Note every line in the entries that contains the string "Probes", and copy it.

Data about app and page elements
"""

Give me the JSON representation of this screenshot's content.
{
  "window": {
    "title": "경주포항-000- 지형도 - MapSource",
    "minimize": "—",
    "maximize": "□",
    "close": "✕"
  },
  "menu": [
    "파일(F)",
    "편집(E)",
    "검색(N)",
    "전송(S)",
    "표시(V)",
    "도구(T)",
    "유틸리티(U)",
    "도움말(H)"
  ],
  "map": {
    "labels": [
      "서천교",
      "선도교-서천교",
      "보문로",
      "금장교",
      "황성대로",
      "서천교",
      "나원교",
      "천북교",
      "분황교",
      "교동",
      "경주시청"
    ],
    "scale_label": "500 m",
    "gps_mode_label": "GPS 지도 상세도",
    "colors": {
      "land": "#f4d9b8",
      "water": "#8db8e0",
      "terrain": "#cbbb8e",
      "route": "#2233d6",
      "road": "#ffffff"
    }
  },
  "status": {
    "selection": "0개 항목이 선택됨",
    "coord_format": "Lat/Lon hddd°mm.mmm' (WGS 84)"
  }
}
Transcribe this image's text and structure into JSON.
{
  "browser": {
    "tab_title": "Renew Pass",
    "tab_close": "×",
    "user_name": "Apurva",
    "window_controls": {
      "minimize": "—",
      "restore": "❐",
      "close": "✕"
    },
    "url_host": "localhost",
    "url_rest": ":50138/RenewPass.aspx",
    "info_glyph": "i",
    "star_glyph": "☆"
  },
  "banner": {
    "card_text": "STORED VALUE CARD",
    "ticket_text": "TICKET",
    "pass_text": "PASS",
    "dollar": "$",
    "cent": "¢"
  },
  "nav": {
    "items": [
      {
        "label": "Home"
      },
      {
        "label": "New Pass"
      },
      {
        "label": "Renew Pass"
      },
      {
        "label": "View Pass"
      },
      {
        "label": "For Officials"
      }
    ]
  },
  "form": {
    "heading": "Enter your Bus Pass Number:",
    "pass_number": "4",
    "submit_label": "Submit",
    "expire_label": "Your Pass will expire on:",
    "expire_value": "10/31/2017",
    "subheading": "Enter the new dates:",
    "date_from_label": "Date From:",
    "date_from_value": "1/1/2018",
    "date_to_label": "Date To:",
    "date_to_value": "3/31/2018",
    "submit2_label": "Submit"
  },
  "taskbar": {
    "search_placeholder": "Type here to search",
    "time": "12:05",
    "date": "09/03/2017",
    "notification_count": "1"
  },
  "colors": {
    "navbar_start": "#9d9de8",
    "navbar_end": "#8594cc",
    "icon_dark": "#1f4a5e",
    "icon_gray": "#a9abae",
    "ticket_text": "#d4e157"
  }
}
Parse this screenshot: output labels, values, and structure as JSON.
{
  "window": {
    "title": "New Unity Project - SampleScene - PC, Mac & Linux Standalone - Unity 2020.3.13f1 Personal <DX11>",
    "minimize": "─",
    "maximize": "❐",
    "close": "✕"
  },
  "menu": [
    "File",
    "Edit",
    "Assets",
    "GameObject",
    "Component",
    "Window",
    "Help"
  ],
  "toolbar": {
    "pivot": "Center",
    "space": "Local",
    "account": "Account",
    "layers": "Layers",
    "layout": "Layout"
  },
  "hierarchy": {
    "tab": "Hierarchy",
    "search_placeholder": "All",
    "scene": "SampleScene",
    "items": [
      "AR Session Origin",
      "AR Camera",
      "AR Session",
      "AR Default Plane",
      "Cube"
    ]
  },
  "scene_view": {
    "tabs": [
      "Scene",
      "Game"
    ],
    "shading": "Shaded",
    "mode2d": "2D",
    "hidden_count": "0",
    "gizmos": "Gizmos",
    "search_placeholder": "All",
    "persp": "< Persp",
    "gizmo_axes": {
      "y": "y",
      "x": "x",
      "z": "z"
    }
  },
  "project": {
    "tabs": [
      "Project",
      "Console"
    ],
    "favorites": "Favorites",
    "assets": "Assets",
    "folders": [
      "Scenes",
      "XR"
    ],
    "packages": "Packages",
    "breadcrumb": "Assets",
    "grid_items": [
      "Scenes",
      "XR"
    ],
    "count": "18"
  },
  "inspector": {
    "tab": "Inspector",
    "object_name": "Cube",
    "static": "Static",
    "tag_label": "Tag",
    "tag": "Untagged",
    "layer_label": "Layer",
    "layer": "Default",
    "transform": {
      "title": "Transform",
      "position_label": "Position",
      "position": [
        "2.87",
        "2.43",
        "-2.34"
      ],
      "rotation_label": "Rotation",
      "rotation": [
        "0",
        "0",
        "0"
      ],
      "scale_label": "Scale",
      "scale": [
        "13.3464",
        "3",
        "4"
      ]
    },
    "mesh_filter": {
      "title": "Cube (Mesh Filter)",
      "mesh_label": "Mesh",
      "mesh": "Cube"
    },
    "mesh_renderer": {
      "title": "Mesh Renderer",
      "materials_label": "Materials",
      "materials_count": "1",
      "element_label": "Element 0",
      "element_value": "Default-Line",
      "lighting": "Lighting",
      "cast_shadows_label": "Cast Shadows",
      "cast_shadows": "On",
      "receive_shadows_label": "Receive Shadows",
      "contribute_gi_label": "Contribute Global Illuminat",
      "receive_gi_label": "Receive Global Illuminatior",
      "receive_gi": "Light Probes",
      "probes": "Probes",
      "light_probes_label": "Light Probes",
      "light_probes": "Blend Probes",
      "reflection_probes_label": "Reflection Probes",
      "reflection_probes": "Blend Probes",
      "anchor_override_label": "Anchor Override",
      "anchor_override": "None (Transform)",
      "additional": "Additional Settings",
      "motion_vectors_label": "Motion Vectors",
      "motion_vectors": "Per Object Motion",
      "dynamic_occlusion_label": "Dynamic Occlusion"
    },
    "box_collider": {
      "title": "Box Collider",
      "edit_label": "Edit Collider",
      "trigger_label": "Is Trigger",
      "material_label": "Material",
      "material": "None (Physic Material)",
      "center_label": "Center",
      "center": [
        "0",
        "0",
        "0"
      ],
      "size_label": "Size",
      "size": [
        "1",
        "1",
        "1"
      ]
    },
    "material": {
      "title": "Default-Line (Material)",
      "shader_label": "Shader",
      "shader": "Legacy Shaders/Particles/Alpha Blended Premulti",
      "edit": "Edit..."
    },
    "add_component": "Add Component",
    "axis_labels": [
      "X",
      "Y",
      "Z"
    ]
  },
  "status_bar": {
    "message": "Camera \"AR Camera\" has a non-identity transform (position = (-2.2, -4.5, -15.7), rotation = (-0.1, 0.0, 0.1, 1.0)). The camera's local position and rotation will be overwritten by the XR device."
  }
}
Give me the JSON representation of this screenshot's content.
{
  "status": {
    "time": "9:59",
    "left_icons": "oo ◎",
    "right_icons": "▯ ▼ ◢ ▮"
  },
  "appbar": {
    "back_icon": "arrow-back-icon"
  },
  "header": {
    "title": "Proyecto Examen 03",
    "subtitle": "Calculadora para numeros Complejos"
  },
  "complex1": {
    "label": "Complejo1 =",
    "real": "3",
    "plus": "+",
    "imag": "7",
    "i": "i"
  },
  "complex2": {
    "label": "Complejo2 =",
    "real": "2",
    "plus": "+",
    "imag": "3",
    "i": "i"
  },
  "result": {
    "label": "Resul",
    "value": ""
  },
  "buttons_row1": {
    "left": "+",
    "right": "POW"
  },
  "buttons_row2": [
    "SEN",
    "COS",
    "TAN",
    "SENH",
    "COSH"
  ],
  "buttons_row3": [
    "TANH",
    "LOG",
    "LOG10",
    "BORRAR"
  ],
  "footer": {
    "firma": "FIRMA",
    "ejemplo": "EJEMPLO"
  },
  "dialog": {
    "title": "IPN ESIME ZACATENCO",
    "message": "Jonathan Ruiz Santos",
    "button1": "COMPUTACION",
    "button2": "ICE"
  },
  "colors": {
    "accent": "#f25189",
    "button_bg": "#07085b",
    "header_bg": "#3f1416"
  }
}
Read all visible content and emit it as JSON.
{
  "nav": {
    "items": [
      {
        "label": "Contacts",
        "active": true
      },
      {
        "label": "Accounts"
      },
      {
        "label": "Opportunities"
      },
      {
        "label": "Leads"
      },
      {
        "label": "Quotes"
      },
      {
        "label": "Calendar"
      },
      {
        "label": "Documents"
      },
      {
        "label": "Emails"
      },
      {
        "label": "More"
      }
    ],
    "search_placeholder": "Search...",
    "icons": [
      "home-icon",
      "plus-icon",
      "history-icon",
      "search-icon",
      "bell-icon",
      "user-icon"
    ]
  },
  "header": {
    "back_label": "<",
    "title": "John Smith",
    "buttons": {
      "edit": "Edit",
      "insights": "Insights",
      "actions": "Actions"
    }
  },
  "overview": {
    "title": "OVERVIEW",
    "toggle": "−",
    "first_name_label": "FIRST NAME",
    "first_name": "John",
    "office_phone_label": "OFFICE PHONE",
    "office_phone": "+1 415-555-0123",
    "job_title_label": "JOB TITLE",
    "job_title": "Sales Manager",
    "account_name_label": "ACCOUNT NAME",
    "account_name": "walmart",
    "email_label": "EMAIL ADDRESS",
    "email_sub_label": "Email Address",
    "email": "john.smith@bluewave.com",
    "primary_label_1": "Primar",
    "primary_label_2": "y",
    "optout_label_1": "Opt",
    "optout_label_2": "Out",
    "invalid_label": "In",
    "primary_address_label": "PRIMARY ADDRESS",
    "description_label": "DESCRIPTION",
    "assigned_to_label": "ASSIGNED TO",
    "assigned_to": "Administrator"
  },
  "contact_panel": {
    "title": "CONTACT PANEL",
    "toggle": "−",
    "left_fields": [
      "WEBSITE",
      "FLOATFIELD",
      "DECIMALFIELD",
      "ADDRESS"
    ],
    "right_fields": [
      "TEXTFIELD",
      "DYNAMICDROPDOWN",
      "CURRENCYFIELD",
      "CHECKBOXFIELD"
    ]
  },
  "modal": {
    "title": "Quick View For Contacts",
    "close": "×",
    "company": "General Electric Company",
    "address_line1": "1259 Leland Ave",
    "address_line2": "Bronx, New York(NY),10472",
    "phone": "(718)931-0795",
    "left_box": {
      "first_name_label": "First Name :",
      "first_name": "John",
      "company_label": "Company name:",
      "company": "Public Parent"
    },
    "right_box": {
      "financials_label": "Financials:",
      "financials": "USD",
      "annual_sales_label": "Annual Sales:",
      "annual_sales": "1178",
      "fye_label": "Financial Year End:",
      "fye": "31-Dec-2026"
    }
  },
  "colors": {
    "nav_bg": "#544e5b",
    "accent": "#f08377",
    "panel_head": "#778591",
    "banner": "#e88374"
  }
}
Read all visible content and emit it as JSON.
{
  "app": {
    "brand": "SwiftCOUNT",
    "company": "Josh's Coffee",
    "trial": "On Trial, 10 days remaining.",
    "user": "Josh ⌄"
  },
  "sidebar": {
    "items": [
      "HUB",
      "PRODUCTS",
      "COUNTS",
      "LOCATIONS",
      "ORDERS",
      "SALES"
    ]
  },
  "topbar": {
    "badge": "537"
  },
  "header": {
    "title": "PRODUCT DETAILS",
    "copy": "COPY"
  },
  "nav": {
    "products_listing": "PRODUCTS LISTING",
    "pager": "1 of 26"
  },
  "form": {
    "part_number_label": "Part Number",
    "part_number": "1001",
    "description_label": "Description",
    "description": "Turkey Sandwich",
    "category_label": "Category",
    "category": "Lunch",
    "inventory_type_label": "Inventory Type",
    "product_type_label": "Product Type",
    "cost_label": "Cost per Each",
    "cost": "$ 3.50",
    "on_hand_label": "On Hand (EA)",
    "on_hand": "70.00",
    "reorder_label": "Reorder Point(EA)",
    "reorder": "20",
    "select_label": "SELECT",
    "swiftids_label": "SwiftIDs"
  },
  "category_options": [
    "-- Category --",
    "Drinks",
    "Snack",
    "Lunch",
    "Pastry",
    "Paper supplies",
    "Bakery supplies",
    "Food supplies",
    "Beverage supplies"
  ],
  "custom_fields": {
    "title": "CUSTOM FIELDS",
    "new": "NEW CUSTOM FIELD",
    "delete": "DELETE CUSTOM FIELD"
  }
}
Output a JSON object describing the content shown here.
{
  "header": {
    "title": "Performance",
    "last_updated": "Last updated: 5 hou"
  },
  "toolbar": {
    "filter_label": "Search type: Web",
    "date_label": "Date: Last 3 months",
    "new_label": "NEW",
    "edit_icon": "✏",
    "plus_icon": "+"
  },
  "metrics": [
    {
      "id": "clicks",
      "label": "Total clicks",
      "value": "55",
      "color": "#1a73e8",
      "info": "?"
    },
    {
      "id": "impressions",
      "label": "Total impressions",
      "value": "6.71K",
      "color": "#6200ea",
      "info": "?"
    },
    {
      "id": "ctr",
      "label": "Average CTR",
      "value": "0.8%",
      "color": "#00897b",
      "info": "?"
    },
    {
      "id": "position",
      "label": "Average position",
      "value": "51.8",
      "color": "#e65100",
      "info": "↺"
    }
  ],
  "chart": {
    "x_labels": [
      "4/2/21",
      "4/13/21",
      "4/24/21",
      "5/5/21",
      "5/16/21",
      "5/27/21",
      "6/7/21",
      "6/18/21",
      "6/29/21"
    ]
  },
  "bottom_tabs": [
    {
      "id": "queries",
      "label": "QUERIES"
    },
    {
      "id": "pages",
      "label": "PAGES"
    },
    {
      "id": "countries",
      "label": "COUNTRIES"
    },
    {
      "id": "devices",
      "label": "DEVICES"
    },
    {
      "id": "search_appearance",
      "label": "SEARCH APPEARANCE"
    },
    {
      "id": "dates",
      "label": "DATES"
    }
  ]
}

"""

## [Result]
      "receive_gi": "Light Probes",
      "probes": "Probes",
      "light_probes_label": "Light Probes",
      "light_probes": "Blend Probes",
      "reflection_probes_label": "Reflection Probes",
      "reflection_probes": "Blend Probes",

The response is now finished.